Problem to work on ▸ For each line of the material, check for the string "this"; then state how many lines had it, giving only the number.

Source data ▸
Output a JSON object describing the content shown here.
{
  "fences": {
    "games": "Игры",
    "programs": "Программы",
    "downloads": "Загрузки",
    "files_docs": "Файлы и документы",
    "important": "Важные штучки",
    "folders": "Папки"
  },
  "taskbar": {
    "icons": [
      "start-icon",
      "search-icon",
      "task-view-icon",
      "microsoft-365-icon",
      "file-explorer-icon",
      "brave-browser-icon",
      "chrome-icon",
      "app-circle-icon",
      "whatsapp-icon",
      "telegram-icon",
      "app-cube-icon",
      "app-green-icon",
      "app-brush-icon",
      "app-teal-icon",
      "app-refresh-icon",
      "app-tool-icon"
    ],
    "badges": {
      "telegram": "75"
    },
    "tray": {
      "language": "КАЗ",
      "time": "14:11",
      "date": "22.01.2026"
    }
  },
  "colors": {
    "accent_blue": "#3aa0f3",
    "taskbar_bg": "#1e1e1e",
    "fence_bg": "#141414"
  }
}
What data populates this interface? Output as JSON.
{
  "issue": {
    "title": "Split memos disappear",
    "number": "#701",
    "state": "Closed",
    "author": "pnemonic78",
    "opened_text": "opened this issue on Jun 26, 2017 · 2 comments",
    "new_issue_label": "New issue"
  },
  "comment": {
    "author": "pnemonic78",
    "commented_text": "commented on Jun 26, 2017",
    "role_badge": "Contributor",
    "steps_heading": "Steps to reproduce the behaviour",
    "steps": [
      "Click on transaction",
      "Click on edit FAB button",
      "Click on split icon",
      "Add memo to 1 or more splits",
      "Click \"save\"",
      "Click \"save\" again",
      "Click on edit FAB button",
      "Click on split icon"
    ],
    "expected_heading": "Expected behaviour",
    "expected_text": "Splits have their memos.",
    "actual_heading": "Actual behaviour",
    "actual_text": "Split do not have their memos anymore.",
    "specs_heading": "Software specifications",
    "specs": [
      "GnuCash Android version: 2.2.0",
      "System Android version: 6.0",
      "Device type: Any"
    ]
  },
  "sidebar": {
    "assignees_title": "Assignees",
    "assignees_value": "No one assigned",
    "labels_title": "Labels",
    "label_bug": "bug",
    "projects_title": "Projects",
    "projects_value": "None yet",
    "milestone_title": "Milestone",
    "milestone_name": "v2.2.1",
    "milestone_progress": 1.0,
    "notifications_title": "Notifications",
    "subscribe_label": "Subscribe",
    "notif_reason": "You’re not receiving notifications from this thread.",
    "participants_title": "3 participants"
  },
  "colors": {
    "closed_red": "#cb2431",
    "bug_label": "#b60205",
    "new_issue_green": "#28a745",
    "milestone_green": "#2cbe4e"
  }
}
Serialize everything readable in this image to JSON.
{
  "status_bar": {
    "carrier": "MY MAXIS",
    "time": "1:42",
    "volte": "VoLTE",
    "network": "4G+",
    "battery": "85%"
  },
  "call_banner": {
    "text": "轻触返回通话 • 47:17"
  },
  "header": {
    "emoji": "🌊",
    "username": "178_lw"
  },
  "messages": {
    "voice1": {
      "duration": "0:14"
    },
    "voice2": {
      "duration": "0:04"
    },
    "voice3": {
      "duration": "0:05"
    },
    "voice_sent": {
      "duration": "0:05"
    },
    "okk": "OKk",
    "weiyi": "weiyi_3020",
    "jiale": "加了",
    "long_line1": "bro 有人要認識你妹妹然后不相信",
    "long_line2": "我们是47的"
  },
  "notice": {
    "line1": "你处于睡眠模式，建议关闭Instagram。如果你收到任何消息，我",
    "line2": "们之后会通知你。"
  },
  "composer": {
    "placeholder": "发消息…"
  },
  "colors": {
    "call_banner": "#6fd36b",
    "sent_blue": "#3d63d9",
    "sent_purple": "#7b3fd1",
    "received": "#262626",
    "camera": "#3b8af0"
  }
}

Output ▸ 4